● **Records for this exercise**:
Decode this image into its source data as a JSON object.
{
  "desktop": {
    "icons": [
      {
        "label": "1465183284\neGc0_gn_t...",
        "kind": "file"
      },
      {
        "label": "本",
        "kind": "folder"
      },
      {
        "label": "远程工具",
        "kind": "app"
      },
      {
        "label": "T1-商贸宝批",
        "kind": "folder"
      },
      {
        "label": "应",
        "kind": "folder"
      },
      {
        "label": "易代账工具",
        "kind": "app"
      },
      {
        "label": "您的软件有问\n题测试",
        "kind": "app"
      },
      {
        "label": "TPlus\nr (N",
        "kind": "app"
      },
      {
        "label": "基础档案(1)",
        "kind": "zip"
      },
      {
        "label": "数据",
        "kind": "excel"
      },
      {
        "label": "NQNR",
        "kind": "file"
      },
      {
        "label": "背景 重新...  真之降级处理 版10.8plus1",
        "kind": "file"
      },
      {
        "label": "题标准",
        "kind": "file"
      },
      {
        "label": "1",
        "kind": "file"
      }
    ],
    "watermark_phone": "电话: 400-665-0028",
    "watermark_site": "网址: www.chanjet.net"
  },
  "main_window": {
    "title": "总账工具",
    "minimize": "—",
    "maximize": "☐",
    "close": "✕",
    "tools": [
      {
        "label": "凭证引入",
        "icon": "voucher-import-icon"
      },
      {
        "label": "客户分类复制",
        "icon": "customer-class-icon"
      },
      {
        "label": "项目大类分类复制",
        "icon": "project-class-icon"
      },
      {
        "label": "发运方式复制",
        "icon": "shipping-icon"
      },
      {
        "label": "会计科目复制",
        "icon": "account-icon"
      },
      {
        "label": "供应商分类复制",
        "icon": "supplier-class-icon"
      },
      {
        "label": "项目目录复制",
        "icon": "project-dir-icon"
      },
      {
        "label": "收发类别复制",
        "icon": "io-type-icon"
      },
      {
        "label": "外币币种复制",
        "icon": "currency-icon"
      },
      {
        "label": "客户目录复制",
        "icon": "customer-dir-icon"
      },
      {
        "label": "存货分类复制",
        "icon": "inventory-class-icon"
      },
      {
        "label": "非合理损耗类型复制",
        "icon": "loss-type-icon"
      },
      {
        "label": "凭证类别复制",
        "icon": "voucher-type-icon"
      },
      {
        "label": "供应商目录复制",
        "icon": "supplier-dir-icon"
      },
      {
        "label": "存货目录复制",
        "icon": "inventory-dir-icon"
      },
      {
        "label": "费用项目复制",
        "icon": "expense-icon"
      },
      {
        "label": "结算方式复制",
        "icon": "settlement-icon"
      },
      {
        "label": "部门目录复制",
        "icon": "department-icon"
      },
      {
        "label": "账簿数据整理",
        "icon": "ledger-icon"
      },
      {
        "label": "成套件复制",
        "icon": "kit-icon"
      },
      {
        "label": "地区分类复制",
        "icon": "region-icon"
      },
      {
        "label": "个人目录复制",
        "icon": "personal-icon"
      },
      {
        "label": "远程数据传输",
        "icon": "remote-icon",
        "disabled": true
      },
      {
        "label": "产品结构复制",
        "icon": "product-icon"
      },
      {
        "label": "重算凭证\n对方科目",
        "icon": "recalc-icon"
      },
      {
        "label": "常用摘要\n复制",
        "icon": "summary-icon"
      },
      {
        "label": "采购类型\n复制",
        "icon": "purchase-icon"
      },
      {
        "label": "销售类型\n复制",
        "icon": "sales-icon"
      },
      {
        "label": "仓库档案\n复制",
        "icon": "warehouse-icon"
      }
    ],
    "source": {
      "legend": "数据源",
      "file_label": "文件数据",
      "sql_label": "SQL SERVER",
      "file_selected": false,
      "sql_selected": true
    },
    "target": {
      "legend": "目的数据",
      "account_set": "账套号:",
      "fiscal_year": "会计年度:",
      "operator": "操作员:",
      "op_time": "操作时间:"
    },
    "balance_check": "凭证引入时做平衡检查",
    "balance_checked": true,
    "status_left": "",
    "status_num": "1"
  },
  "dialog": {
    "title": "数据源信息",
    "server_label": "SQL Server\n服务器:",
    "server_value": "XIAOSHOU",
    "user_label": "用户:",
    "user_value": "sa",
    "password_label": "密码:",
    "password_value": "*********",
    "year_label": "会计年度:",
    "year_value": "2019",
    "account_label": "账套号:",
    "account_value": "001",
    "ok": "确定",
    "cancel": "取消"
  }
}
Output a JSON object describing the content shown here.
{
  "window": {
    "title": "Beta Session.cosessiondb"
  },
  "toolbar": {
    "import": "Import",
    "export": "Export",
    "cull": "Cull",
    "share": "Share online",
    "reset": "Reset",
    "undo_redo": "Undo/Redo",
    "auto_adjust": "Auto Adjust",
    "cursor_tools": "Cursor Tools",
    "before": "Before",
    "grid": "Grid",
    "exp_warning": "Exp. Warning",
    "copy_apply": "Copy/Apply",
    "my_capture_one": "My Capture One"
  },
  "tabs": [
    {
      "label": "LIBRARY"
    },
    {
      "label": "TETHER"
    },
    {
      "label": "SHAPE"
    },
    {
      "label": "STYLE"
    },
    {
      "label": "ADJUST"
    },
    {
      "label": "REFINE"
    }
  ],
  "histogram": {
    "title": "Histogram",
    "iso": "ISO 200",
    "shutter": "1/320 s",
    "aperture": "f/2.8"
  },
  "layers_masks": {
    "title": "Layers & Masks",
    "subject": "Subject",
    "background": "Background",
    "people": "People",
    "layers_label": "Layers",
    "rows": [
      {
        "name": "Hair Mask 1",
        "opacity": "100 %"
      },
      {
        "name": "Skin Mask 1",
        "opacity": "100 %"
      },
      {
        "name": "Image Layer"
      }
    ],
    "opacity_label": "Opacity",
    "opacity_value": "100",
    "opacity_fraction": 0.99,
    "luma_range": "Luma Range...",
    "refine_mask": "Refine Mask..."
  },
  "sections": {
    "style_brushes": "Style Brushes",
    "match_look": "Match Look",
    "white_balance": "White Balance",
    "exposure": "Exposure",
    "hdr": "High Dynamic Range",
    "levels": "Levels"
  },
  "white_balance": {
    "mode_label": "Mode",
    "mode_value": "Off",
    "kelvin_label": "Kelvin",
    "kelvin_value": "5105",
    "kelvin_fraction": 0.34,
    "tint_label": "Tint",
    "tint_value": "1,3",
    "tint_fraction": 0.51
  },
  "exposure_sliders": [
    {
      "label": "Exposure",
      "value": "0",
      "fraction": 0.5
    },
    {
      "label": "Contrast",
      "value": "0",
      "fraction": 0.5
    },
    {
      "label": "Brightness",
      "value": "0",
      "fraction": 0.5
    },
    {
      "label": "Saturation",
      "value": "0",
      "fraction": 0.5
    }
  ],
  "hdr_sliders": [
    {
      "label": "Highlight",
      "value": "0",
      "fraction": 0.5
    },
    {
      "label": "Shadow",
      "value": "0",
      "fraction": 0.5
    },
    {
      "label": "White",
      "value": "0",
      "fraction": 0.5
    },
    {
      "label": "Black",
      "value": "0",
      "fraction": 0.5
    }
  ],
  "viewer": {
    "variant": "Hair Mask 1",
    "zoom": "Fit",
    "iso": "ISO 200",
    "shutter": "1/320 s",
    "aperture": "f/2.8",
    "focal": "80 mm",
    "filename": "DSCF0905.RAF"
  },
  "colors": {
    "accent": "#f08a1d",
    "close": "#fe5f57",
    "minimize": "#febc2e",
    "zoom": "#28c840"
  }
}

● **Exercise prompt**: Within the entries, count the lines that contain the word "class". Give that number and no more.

● **The answer**: 4